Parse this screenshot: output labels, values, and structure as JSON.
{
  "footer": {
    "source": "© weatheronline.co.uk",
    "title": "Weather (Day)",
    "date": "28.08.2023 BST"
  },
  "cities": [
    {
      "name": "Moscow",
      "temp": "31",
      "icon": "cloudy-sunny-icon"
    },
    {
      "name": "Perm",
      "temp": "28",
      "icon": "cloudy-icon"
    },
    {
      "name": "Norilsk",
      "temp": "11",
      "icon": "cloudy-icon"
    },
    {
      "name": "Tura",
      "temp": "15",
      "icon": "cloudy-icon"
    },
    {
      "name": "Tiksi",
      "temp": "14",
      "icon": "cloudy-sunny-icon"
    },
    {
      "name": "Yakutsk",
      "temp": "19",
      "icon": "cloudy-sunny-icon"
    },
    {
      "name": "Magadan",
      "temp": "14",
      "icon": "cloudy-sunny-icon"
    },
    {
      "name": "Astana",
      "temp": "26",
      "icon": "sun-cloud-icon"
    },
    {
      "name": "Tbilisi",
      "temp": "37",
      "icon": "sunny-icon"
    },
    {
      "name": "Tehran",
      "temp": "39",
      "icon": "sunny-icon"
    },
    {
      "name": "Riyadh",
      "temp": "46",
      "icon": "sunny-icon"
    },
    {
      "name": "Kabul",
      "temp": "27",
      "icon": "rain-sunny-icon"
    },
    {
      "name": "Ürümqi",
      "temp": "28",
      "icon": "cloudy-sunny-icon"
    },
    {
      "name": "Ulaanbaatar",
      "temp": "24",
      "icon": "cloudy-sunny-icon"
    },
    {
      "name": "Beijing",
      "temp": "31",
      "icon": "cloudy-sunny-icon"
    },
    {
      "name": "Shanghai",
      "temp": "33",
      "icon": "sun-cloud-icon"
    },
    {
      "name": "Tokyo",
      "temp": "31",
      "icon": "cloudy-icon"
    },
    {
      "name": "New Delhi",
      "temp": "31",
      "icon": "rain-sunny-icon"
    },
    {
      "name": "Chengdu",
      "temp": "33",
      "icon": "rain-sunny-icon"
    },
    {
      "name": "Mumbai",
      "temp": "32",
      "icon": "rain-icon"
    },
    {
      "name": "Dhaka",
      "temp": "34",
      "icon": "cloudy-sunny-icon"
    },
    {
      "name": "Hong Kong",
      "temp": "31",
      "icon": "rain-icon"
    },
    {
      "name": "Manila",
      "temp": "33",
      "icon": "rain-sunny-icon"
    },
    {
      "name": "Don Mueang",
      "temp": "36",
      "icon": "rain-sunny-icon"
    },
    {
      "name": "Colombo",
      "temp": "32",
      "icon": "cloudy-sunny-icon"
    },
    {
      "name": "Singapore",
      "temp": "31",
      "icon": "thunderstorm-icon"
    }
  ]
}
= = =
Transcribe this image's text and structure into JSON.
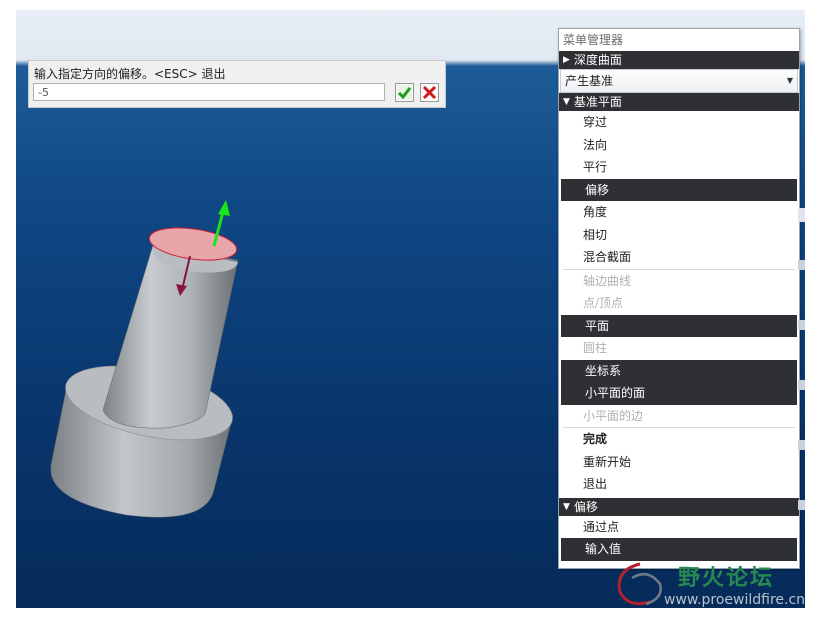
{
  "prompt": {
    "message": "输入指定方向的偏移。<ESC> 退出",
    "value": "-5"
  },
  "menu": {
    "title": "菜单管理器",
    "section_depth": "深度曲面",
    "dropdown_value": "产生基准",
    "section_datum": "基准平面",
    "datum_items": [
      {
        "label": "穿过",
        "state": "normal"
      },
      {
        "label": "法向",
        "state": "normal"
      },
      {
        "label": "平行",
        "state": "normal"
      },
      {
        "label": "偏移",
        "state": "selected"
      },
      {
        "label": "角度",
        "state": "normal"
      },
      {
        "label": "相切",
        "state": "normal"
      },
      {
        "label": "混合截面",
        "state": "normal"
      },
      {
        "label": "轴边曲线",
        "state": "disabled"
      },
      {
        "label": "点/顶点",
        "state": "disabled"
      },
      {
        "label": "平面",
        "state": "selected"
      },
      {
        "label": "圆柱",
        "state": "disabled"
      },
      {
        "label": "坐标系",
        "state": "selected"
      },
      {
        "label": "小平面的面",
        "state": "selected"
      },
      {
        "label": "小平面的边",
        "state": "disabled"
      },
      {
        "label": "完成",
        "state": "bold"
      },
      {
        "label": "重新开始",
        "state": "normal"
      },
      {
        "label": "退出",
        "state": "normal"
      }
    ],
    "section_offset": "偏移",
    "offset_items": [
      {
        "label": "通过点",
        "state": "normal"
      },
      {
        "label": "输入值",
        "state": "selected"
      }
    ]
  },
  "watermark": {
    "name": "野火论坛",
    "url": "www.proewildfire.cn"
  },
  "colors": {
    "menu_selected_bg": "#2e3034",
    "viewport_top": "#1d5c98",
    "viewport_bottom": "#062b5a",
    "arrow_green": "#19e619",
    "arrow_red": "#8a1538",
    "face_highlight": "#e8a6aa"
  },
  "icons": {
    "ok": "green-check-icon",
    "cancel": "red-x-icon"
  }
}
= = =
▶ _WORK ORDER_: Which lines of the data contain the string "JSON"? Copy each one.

▶ _OUTPUT_:
Parse this screenshot: output labels, values, and structure as JSON.
Transcribe this image's text and structure into JSON.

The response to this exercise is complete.